§ Activity: Each line below with the string "this" should be copied.

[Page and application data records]
___

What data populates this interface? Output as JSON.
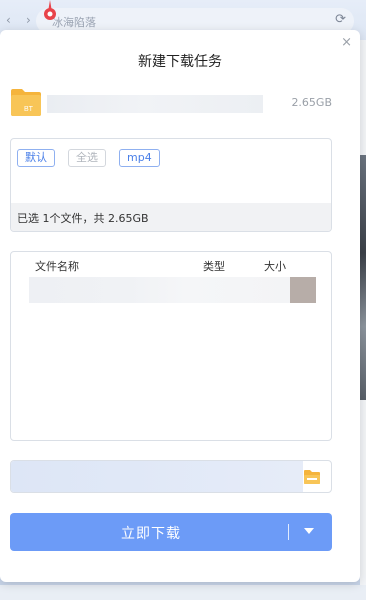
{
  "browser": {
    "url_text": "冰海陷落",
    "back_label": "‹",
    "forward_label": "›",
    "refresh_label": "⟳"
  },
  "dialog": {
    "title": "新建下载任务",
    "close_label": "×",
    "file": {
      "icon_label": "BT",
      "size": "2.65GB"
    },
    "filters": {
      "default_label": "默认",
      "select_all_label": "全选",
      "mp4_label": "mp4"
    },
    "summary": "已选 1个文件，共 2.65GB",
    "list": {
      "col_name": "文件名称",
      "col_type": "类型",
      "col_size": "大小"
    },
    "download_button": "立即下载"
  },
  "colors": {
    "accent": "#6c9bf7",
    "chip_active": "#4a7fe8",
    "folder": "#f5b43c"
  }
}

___

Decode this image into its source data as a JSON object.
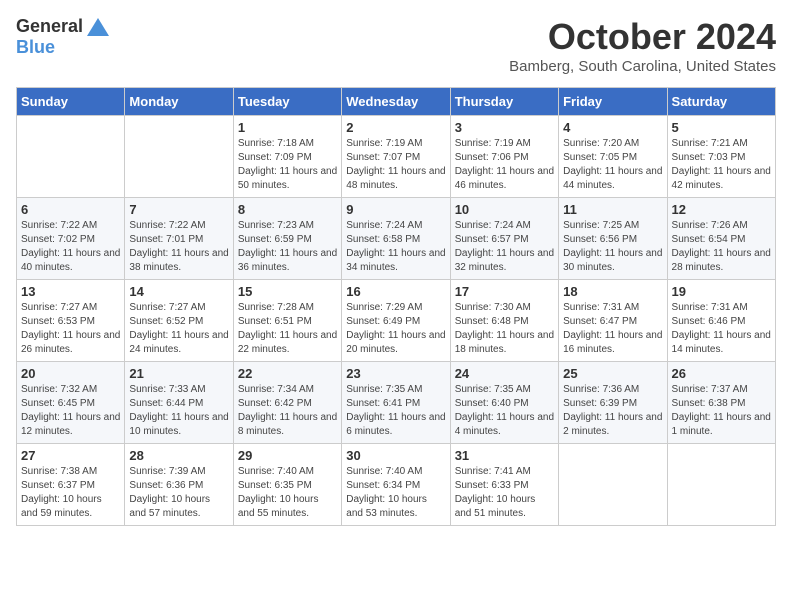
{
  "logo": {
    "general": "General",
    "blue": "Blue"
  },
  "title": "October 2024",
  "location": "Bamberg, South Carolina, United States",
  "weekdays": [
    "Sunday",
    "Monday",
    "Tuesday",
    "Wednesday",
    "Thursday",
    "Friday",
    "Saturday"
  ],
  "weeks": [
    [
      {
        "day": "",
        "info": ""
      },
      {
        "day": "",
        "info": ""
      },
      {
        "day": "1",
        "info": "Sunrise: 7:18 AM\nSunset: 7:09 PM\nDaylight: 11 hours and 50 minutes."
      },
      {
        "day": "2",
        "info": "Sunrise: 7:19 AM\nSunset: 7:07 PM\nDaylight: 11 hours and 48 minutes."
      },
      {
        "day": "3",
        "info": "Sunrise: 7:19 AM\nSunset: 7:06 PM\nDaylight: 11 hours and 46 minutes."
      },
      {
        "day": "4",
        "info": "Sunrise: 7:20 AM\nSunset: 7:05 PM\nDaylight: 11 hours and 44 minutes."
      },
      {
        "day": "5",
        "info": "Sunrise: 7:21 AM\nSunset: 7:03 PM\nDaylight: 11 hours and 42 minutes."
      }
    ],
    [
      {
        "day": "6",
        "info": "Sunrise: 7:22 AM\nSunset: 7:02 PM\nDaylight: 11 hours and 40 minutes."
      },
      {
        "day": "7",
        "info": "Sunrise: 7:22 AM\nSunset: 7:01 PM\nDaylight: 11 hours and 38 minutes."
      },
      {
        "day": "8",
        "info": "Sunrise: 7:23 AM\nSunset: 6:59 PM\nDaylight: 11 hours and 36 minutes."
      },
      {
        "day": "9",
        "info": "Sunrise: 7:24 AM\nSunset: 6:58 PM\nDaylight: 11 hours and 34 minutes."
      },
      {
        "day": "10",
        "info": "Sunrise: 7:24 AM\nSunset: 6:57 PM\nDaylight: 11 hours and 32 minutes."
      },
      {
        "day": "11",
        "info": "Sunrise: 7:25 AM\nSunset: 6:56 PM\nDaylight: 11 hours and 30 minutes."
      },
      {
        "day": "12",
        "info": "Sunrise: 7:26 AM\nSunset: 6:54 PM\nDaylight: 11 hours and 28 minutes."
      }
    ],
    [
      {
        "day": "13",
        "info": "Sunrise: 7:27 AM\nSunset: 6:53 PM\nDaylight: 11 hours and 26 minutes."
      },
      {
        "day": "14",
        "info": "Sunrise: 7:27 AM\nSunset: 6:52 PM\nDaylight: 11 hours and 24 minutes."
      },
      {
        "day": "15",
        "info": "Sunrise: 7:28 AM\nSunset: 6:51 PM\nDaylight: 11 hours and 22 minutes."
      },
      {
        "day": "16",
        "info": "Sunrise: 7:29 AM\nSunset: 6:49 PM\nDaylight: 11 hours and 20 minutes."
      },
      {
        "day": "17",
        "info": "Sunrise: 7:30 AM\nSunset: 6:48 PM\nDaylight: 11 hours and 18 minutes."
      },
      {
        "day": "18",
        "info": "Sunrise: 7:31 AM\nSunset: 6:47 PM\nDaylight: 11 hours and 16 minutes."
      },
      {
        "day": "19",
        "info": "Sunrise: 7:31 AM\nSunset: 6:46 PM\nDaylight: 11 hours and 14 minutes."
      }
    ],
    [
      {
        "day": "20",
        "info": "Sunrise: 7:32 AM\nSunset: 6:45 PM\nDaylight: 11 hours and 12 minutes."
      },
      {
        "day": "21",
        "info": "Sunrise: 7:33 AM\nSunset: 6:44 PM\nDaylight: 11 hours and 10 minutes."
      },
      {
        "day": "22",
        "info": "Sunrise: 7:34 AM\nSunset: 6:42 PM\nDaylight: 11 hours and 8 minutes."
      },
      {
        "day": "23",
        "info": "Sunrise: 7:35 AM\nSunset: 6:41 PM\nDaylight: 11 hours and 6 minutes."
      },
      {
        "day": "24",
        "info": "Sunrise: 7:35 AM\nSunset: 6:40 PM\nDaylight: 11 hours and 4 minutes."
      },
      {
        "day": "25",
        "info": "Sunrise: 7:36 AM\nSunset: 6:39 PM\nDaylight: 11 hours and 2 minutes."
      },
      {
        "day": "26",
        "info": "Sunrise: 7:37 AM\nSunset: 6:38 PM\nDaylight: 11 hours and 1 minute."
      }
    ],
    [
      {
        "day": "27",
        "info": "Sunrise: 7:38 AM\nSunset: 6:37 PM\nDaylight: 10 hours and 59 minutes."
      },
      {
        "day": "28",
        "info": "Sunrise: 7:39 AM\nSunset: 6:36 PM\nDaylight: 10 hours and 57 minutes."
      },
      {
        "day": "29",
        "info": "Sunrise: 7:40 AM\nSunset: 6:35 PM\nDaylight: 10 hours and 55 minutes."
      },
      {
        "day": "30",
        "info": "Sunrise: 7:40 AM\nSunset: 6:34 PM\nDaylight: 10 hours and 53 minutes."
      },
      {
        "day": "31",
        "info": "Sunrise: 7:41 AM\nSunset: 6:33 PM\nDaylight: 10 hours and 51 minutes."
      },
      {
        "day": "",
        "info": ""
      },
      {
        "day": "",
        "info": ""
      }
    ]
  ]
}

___

§ Problem solution:
What data populates this interface? Output as JSON.
Decode this image into its source data as a JSON object.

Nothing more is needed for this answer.